The drug contains the naturally occurring antiviral protein called interferon beta. Those most at risk from Covid-19 including older people and those with some chronic diseases have lower levels of interferon beta, the Southampton researchers have shown.

The medicine is designed to boost the patient’s immune system to help them fight off the virus. It can be self-administered through a small hand-held battery-operated nebulizer.

Professor Wilkinson told the university, “COVID19 is presenting a major challenge to vulnerable patients, the health service and wider society. Whilst a vaccine will be key, that could be some time away.

“Right now we need effective frontline treatments to give doctors the tools to treat the most vulnerable and to help patients recover quickly, as the pressure on the health systems mounts.”

The trial will be carried out with Synairgen, a drug development company founded by University of Southampton Professors. The CEO of Synairgen, Richard Marsden said “A successful outcome from this trial in COVID-19 patients would be a major breakthrough in the fight against this coronavirus pandemic.”

If the results from the trial are positive, it could be expanded to more hospitals, and the level of drug production increased.

Related stories recommended by this writer:

Soton’s ‘no detriment policy’ means your grades can’t go below your current average
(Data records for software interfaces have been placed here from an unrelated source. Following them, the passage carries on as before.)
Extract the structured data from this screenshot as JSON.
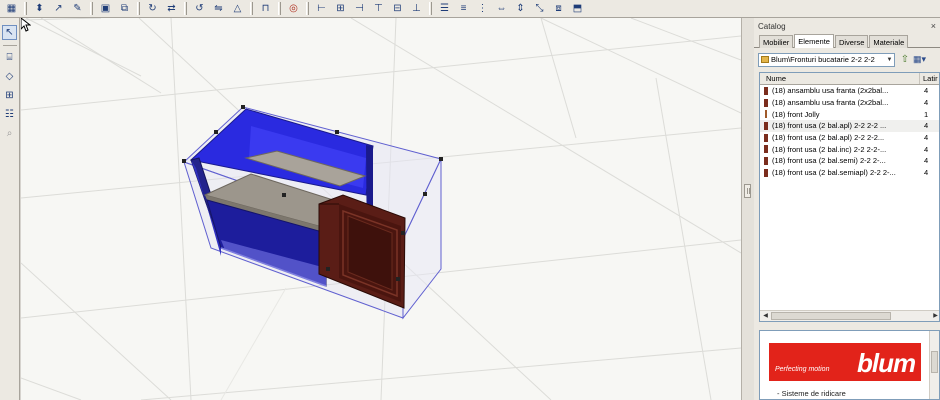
{
  "toolbar": {
    "icons": [
      "grid-icon",
      "select-icon",
      "move-icon",
      "edit-icon",
      "frame-icon",
      "group-icon",
      "rotate-icon",
      "flip-icon",
      "refresh-icon",
      "mirror-icon",
      "warning-icon",
      "panel-icon",
      "target-icon",
      "align-left-icon",
      "align-center-icon",
      "align-right-icon",
      "align-top-icon",
      "align-middle-icon",
      "align-bottom-icon",
      "distribute-h-icon",
      "distribute-v-icon",
      "distribute-depth-icon",
      "same-width-icon",
      "same-height-icon",
      "same-depth-icon",
      "stack-icon",
      "tilt-icon"
    ]
  },
  "left_toolbar": {
    "icons": [
      "pointer-icon",
      "cabinet-icon",
      "component-icon",
      "dimension-icon",
      "properties-icon",
      "zoom-icon"
    ]
  },
  "catalog": {
    "title": "Catalog",
    "close": "×",
    "tabs": [
      {
        "label": "Mobilier",
        "active": false
      },
      {
        "label": "Elemente",
        "active": true
      },
      {
        "label": "Diverse",
        "active": false
      },
      {
        "label": "Materiale",
        "active": false
      }
    ],
    "path": "Blum\\Fronturi bucatarie 2-2 2-2",
    "columns": {
      "name": "Nume",
      "width": "Latir"
    },
    "items": [
      {
        "name": "(18) ansamblu usa franta (2x2bal...",
        "width": "4",
        "icon": "door-icon",
        "selected": false
      },
      {
        "name": "(18) ansamblu usa franta (2x2bal...",
        "width": "4",
        "icon": "door-icon",
        "selected": false
      },
      {
        "name": "(18) front Jolly",
        "width": "1",
        "icon": "thin-panel-icon",
        "selected": false
      },
      {
        "name": "(18) front usa (2 bal.apl) 2-2 2-2 ...",
        "width": "4",
        "icon": "door-icon",
        "selected": true
      },
      {
        "name": "(18) front usa (2 bal.apl) 2-2 2-2...",
        "width": "4",
        "icon": "door-icon",
        "selected": false
      },
      {
        "name": "(18) front usa (2 bal.inc) 2-2 2-2-...",
        "width": "4",
        "icon": "door-icon",
        "selected": false
      },
      {
        "name": "(18) front usa (2 bal.semi) 2-2 2-...",
        "width": "4",
        "icon": "door-icon",
        "selected": false
      },
      {
        "name": "(18) front usa (2 bal.semiapl) 2-2 2-...",
        "width": "4",
        "icon": "door-icon",
        "selected": false
      }
    ],
    "preview": {
      "tagline": "Perfecting motion",
      "logo": "blum",
      "text": "- Sisteme de ridicare"
    }
  },
  "colors": {
    "cabinet_blue": "#2a2ae0",
    "cabinet_dark": "#1a1a8c",
    "door_wood": "#5a1d16",
    "brand_red": "#e2231a"
  }
}
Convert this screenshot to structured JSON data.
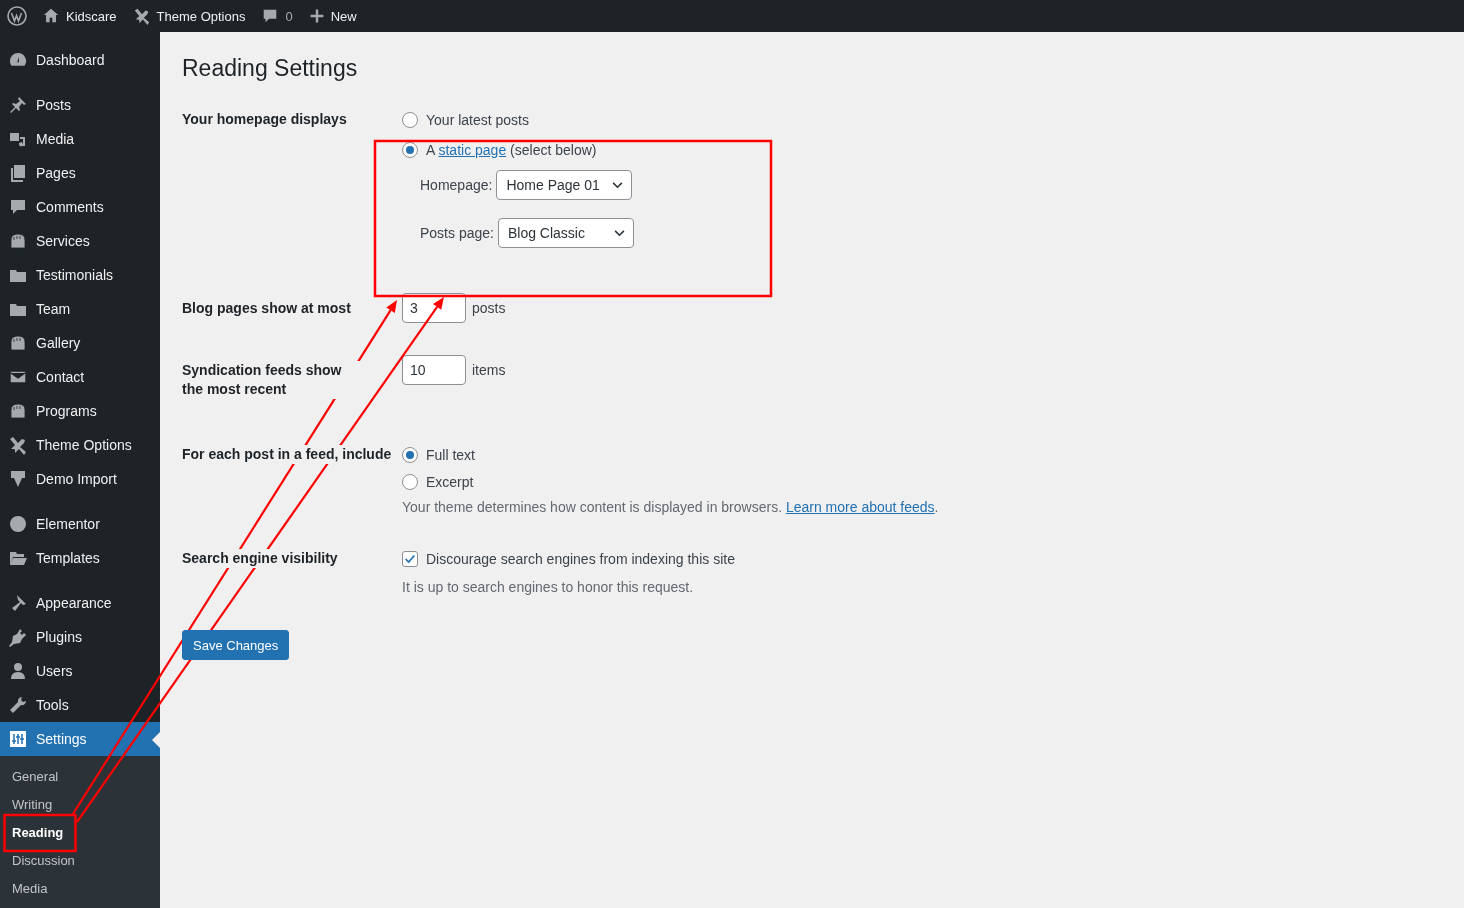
{
  "admin_bar": {
    "items": [
      {
        "kind": "site",
        "label": "Kidscare"
      },
      {
        "kind": "theme",
        "label": "Theme Options"
      },
      {
        "kind": "comments",
        "label": "0"
      },
      {
        "kind": "new",
        "label": "New"
      }
    ]
  },
  "sidebar": {
    "groups": [
      {
        "items": [
          {
            "label": "Dashboard",
            "selected": false
          }
        ]
      },
      {
        "items": [
          {
            "label": "Posts",
            "selected": false
          },
          {
            "label": "Media",
            "selected": false
          },
          {
            "label": "Pages",
            "selected": false
          },
          {
            "label": "Comments",
            "selected": false
          },
          {
            "label": "Services",
            "selected": false
          },
          {
            "label": "Testimonials",
            "selected": false
          },
          {
            "label": "Team",
            "selected": false
          },
          {
            "label": "Gallery",
            "selected": false
          },
          {
            "label": "Contact",
            "selected": false
          },
          {
            "label": "Programs",
            "selected": false
          },
          {
            "label": "Theme Options",
            "selected": false
          },
          {
            "label": "Demo Import",
            "selected": false
          }
        ]
      },
      {
        "items": [
          {
            "label": "Elementor",
            "selected": false
          },
          {
            "label": "Templates",
            "selected": false
          }
        ]
      },
      {
        "items": [
          {
            "label": "Appearance",
            "selected": false
          },
          {
            "label": "Plugins",
            "selected": false
          },
          {
            "label": "Users",
            "selected": false
          },
          {
            "label": "Tools",
            "selected": false
          },
          {
            "label": "Settings",
            "selected": true
          }
        ]
      }
    ],
    "submenu": [
      {
        "label": "General",
        "selected": false
      },
      {
        "label": "Writing",
        "selected": false
      },
      {
        "label": "Reading",
        "selected": true
      },
      {
        "label": "Discussion",
        "selected": false
      },
      {
        "label": "Media",
        "selected": false
      }
    ]
  },
  "page": {
    "title": "Reading Settings"
  },
  "homepage_displays": {
    "label": "Your homepage displays",
    "options": [
      {
        "kind": "plain",
        "text": "Your latest posts",
        "selected": false
      },
      {
        "kind": "link",
        "before": "A",
        "link": "static page",
        "after": "(select below)",
        "selected": true
      }
    ],
    "homepage": {
      "label": "Homepage:",
      "value": "Home Page 01"
    },
    "posts_page": {
      "label": "Posts page:",
      "value": "Blog Classic"
    }
  },
  "blog_pages": {
    "label": "Blog pages show at most",
    "value": "3",
    "unit": "posts"
  },
  "syndication": {
    "label": "Syndication feeds show the most recent",
    "value": "10",
    "unit": "items"
  },
  "feed_include": {
    "label": "For each post in a feed, include",
    "options": [
      {
        "text": "Full text",
        "selected": true
      },
      {
        "text": "Excerpt",
        "selected": false
      }
    ],
    "description": "Your theme determines how content is displayed in browsers.",
    "link": "Learn more about feeds",
    "after": "."
  },
  "search_visibility": {
    "label": "Search engine visibility",
    "checkbox": {
      "label": "Discourage search engines from indexing this site",
      "checked": true
    },
    "description": "It is up to search engines to honor this request."
  },
  "save_button": "Save Changes"
}
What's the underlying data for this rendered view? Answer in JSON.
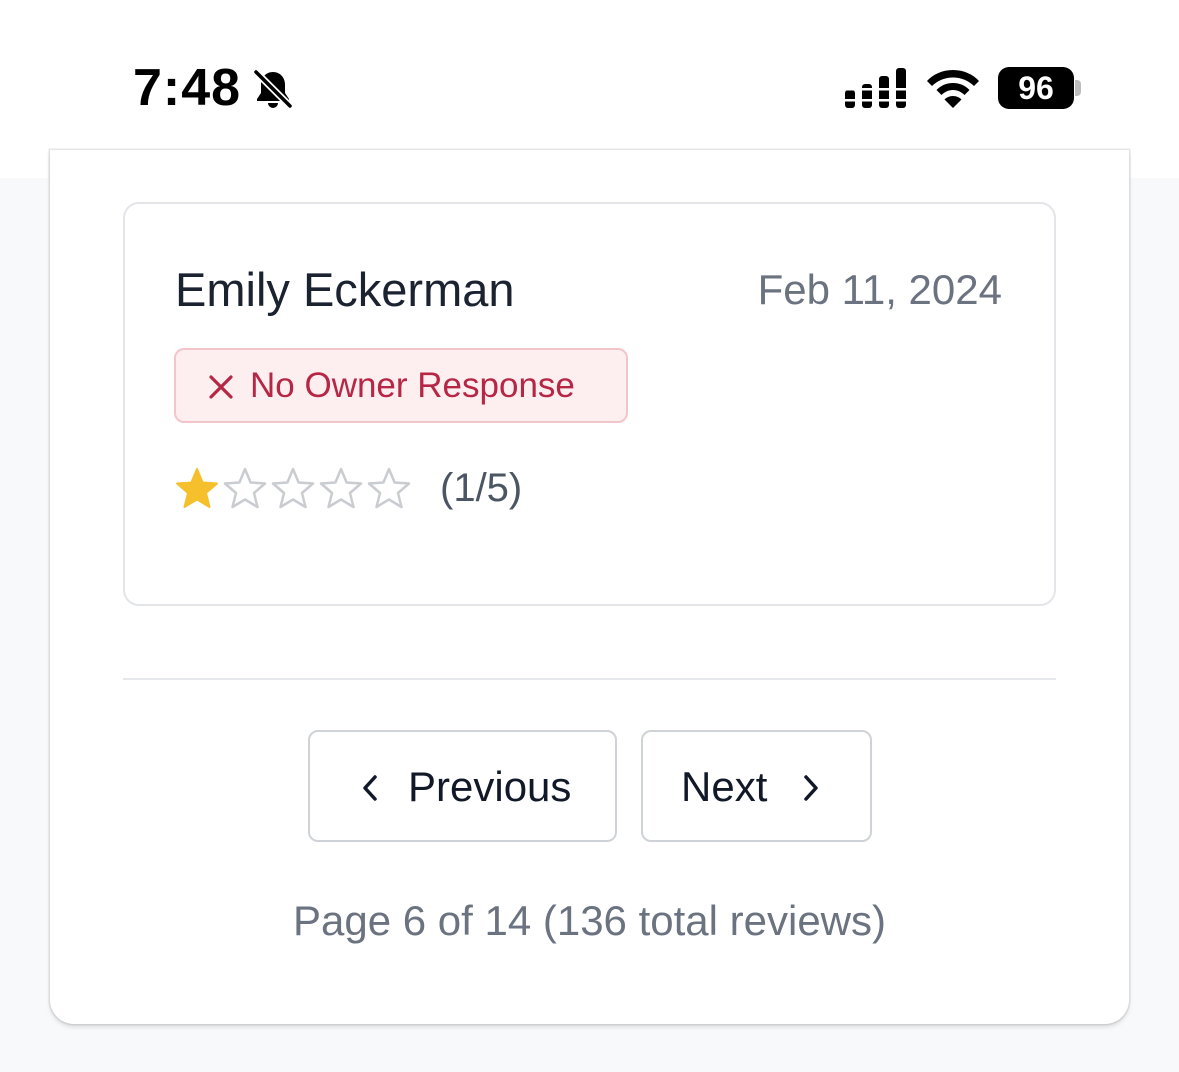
{
  "status_bar": {
    "time": "7:48",
    "battery_level": "96",
    "icons": [
      "bell-slash-icon",
      "cellular-signal-icon",
      "wifi-icon",
      "battery-icon"
    ]
  },
  "review": {
    "reviewer_name": "Emily Eckerman",
    "date": "Feb 11, 2024",
    "badge": {
      "icon": "x-icon",
      "label": "No Owner Response",
      "text_color": "#b52744",
      "background": "#fdeef0"
    },
    "rating": {
      "value": 1,
      "max": 5,
      "label": "(1/5)",
      "filled_color": "#f5c02b"
    }
  },
  "pagination": {
    "previous_label": "Previous",
    "next_label": "Next",
    "page_info": "Page 6 of 14 (136 total reviews)"
  }
}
Soton classes and exams have moved online for the rest of the year

‘I want my money back’: Soton students have their say on the uni closures